Earlier this year Oracle ORCL 44,77 +0,08 +0,18% announced starting with JDK 9 (eta September 2016), they will remove the plugin support. They are encouraging developers to move towards the plugin free Java Web Start technology. Oracle’s reasoning for this move has to do with more and more browsers removing support the 20+ year old Netscape Plugin Application Programming Interface (NPAPI) plugin technology. GoogleGOOG 874,25 +2,52 +0,29% Chrome no longer supports NPAPI plugins such as Java and Silverlight. Google has partnered with Adobe ADBE 133,38 +0,59 +0,44% to include an integrated version of Flash within Chrome. The Windows 64-Bit version of Firefox also does not support most NPAPI plugins with the exception of a sandboxed version of Flash. Mozilla does plan on removing NPAPI support in the future from the Win32 edition as well.
Even Microsoft’s MSFT 68,27 +0,44 +0,65% own (Windows 10) browser, Edge does not support these plugins either. Further, Microsoft has deprecated Silverlight (EOS October 2021) and is trying to get app developers to move over to the new Universal Windows Platform (UWP). Windows Dev Center just release a porting guide for moving from Windows Phone Silverlight to Universal Windows Platform. UWP support is expected to gain a lot of momentum later this year with the release of the Windows 10 Anniversary Edition Update this summer. Silverlight is still being used on many video streaming sites, though more and more are moving towards using HTML5 with the OpenH264 or PrimeTime Content Decryption module type plugins.
A common misunderstanding is that ‘Java is bad’ or ‘Java is not safe’. This is not true, the Java platform (or runtime) itself is very good and safe. The vulnerabilities are with the plugin that allow you to interact with Java through your web browser. Java runs natively on billions of devices including most cable/satellite boxes, parking meters and even through Android apps. In those cases though you are interacting with Java natitley within the software on the device. Most home users don’t even need the Java browser plugin. If you don’t know if you need it, more than likely you don’t. Java plugin is still commonly used within businesses and academic institutions to access Java based apps via a web browser.

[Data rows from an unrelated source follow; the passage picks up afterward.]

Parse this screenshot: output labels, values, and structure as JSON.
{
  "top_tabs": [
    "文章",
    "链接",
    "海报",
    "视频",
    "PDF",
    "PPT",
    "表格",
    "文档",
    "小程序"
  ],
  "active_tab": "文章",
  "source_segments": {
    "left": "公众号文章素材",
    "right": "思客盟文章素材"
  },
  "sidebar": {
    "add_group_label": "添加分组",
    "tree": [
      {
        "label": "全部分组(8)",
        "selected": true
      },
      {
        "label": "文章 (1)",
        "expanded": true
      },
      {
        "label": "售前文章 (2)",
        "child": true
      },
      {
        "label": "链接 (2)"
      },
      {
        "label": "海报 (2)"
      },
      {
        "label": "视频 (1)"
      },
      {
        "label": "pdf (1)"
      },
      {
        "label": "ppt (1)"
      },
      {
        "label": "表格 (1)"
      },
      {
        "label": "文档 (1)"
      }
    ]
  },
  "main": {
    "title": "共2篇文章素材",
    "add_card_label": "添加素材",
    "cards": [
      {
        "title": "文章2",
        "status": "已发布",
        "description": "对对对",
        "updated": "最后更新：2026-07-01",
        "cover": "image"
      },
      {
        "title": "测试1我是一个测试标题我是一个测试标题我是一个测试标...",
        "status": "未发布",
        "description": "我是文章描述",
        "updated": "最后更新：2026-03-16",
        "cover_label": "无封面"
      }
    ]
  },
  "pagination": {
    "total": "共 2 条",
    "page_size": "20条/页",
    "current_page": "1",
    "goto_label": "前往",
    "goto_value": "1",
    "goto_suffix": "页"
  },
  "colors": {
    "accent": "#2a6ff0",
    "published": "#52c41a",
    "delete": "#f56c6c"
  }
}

Oracle’s announcement plus that of Facebook’s CSO last year in regards to Adobe Flash shows that NPAPI plugins are on their way out. Browser support for this 20-year old technology is rapidly decreasing, especially now that there are safer and more secure alternatives such HTML5, UWP and Java Web Start available now. Not too far in the distant future we are going to see those users who are boycotting a particular browsers because they don’t support NPAPI plugins, are not going to have a browser left to use. This point has been brought up numerous times in the comments of the Firefox bugs dealing with the removal of NPAPI plugins in the Win64 version of Firefox.